_Exercise details_:
Reproduce each entry exactly.

*** Opening of Records shown ***

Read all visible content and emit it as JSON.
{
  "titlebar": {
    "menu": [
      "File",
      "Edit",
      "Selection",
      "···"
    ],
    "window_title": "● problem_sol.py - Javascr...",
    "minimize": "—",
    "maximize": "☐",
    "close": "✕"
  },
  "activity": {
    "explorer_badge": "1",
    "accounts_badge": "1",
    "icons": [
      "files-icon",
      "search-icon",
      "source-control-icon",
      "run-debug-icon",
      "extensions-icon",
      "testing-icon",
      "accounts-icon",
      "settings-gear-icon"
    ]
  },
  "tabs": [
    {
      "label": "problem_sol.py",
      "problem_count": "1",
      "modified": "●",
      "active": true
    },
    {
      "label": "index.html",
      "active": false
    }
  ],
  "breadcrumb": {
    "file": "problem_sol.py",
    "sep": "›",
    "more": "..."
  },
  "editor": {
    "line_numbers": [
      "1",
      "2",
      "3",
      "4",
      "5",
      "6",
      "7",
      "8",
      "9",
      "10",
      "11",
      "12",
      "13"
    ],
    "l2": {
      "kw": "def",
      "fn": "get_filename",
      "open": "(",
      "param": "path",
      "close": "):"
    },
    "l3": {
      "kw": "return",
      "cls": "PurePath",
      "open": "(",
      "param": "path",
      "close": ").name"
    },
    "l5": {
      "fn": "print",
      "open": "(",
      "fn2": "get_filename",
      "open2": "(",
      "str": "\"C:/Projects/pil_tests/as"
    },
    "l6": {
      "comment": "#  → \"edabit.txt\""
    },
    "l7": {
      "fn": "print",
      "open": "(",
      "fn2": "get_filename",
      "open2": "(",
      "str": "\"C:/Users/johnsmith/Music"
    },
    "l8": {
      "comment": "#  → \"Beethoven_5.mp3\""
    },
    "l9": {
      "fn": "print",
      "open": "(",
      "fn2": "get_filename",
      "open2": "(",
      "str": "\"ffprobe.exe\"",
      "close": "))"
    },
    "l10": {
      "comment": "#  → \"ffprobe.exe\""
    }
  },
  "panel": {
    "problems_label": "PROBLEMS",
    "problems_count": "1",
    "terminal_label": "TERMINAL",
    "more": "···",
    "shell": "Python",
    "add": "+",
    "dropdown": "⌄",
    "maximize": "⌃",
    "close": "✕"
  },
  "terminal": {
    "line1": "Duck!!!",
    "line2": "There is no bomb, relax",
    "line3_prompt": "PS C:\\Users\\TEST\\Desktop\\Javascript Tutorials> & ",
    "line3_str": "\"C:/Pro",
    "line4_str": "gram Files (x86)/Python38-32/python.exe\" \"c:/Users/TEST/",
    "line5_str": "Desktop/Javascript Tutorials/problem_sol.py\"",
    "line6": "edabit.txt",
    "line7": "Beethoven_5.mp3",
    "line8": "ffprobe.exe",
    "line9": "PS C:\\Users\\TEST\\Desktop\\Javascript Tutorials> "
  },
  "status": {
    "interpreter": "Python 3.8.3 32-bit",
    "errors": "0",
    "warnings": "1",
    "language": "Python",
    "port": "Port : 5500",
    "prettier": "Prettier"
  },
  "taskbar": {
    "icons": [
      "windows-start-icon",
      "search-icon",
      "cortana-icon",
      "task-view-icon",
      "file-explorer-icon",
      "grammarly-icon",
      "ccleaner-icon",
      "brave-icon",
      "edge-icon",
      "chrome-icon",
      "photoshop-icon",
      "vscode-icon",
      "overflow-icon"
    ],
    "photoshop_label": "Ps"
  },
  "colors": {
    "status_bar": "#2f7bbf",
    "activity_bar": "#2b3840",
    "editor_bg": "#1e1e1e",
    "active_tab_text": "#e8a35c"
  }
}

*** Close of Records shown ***

_Result below_:
Read all visible content and emit it as JSON.
{
  "titlebar": {
    "menu": [
      "File",
      "Edit",
      "Selection",
      "···"
    ],
    "window_title": "● problem_sol.py - Javascr...",
    "minimize": "—",
    "maximize": "☐",
    "close": "✕"
  },
  "activity": {
    "explorer_badge": "1",
    "accounts_badge": "1",
    "icons": [
      "files-icon",
      "search-icon",
      "source-control-icon",
      "run-debug-icon",
      "extensions-icon",
      "testing-icon",
      "accounts-icon",
      "settings-gear-icon"
    ]
  },
  "tabs": [
    {
      "label": "problem_sol.py",
      "problem_count": "1",
      "modified": "●",
      "active": true
    },
    {
      "label": "index.html",
      "active": false
    }
  ],
  "breadcrumb": {
    "file": "problem_sol.py",
    "sep": "›",
    "more": "..."
  },
  "editor": {
    "line_numbers": [
      "1",
      "2",
      "3",
      "4",
      "5",
      "6",
      "7",
      "8",
      "9",
      "10",
      "11",
      "12",
      "13"
    ],
    "l2": {
      "kw": "def",
      "fn": "get_filename",
      "open": "(",
      "param": "path",
      "close": "):"
    },
    "l3": {
      "kw": "return",
      "cls": "PurePath",
      "open": "(",
      "param": "path",
      "close": ").name"
    },
    "l5": {
      "fn": "print",
      "open": "(",
      "fn2": "get_filename",
      "open2": "(",
      "str": "\"C:/Projects/pil_tests/as"
    },
    "l6": {
      "comment": "#  → \"edabit.txt\""
    },
    "l7": {
      "fn": "print",
      "open": "(",
      "fn2": "get_filename",
      "open2": "(",
      "str": "\"C:/Users/johnsmith/Music"
    },
    "l8": {
      "comment": "#  → \"Beethoven_5.mp3\""
    },
    "l9": {
      "fn": "print",
      "open": "(",
      "fn2": "get_filename",
      "open2": "(",
      "str": "\"ffprobe.exe\"",
      "close": "))"
    },
    "l10": {
      "comment": "#  → \"ffprobe.exe\""
    }
  },
  "panel": {
    "problems_label": "PROBLEMS",
    "problems_count": "1",
    "terminal_label": "TERMINAL",
    "more": "···",
    "shell": "Python",
    "add": "+",
    "dropdown": "⌄",
    "maximize": "⌃",
    "close": "✕"
  },
  "terminal": {
    "line1": "Duck!!!",
    "line2": "There is no bomb, relax",
    "line3_prompt": "PS C:\\Users\\TEST\\Desktop\\Javascript Tutorials> & ",
    "line3_str": "\"C:/Pro",
    "line4_str": "gram Files (x86)/Python38-32/python.exe\" \"c:/Users/TEST/",
    "line5_str": "Desktop/Javascript Tutorials/problem_sol.py\"",
    "line6": "edabit.txt",
    "line7": "Beethoven_5.mp3",
    "line8": "ffprobe.exe",
    "line9": "PS C:\\Users\\TEST\\Desktop\\Javascript Tutorials> "
  },
  "status": {
    "interpreter": "Python 3.8.3 32-bit",
    "errors": "0",
    "warnings": "1",
    "language": "Python",
    "port": "Port : 5500",
    "prettier": "Prettier"
  },
  "taskbar": {
    "icons": [
      "windows-start-icon",
      "search-icon",
      "cortana-icon",
      "task-view-icon",
      "file-explorer-icon",
      "grammarly-icon",
      "ccleaner-icon",
      "brave-icon",
      "edge-icon",
      "chrome-icon",
      "photoshop-icon",
      "vscode-icon",
      "overflow-icon"
    ],
    "photoshop_label": "Ps"
  },
  "colors": {
    "status_bar": "#2f7bbf",
    "activity_bar": "#2b3840",
    "editor_bg": "#1e1e1e",
    "active_tab_text": "#e8a35c"
  }
}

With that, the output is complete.